I love Paul’s reminder to Timothy (Second Timothy 2:16): “Avoid irreverent babble …” Those are good words, reminding us of the dangers of not-so-good words when it comes to our spiritual health. Especially in matters pertaining to God’s Word, you and I must never settle for junk food.
Those words of the Apostle Paul are right on the heels of his closely-connected admonition in the previous verse, with which you may be more familiar: “Do your best to present yourself to God as one approved, a worker who has no need to be ashamed, rightly handling (dividing) the word of truth.”
Today there is a widespread misconception about the Bible – a mistaken notion that you and I need to make sure to avoid – and that’s the idea that one passage of Scripture can have multiple meanings. So I think that I’ll begin a blog series about sound hermeneutics, if you’ll indulge me. If you’re unfamiliar with that word, “hermeneutics” is the process of interpreting the Bible. It includes all the rules, principles, theory, and methods of interpreting Holy Scripture.
An important dimension of the critical task of hermeneutics is what we call “exegesis.” Exegesis is the process by which we discover the original meaning of a text of Scripture. The original meaning of the text is fundamentally important for us because THAT is the true and only meaning of a passage of Scripture.
Here are some important questions that you may want to start asking as you begin your study of any portion of God’s Word:
- Who was the writer?
- To whom was the writer writing?
- What are the significant words in the passage?
- What are the significant grammatical constructions?
- What are the significant verb tenses?
- What is the cultural and historical context?
- How was the text interpreted by the author’s contemporaries?
- What was the writer’s intended meaning?
- Why was the writer saying what he said?
You see, friends, we have our work cut out for us! But this is also great fun, and incredibly spiritually energizing. Soul food. Yum!

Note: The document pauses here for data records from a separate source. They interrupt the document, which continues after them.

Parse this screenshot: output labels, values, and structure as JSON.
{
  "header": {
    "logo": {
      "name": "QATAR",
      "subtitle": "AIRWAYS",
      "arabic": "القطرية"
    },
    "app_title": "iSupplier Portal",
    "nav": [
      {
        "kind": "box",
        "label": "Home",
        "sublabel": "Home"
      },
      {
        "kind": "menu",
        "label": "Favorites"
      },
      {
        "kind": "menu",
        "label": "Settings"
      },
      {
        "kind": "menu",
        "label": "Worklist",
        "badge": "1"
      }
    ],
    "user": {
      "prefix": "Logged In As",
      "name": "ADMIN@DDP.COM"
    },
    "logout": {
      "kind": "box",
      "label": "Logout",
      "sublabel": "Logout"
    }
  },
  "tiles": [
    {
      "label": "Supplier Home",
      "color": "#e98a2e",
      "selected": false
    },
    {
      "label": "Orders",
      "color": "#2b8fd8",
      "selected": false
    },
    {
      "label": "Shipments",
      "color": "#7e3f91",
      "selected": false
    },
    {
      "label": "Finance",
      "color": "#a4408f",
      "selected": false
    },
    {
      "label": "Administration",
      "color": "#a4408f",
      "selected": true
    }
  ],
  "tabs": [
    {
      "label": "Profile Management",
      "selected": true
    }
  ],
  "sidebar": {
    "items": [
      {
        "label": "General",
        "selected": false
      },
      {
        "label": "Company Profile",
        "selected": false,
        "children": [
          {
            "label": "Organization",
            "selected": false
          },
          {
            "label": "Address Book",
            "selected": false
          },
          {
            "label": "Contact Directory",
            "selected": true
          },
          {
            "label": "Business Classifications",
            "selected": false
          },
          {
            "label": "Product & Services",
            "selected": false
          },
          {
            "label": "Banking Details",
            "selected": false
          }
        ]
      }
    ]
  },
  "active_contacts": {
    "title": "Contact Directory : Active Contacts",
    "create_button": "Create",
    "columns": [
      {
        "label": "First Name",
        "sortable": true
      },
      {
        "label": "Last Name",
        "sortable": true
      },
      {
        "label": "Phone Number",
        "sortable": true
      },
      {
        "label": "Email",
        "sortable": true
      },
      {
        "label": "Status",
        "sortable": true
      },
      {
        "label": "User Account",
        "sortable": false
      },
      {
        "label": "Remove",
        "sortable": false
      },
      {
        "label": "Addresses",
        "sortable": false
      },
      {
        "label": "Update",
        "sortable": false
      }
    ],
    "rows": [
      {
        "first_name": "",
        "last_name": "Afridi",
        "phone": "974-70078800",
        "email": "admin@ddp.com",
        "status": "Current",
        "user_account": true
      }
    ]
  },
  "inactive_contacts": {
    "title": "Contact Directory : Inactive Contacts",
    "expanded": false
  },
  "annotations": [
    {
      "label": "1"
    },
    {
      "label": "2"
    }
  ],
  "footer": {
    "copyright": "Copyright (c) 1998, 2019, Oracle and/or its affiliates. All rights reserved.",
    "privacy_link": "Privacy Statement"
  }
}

While it is true that from one meaning of a particular Bible passage we may derive a number of relevant and personal applications, the true and only meaning of the text remains unchanged. And we can be certain that any “application” that conflicts with the text’s original meaning is erroneous. You and I are always seeking to learn the original meaning of the text as intended by the original author for the original hearers.
That’s an appetizer for now. Lord willing, there’ll be more good food to chew on soon …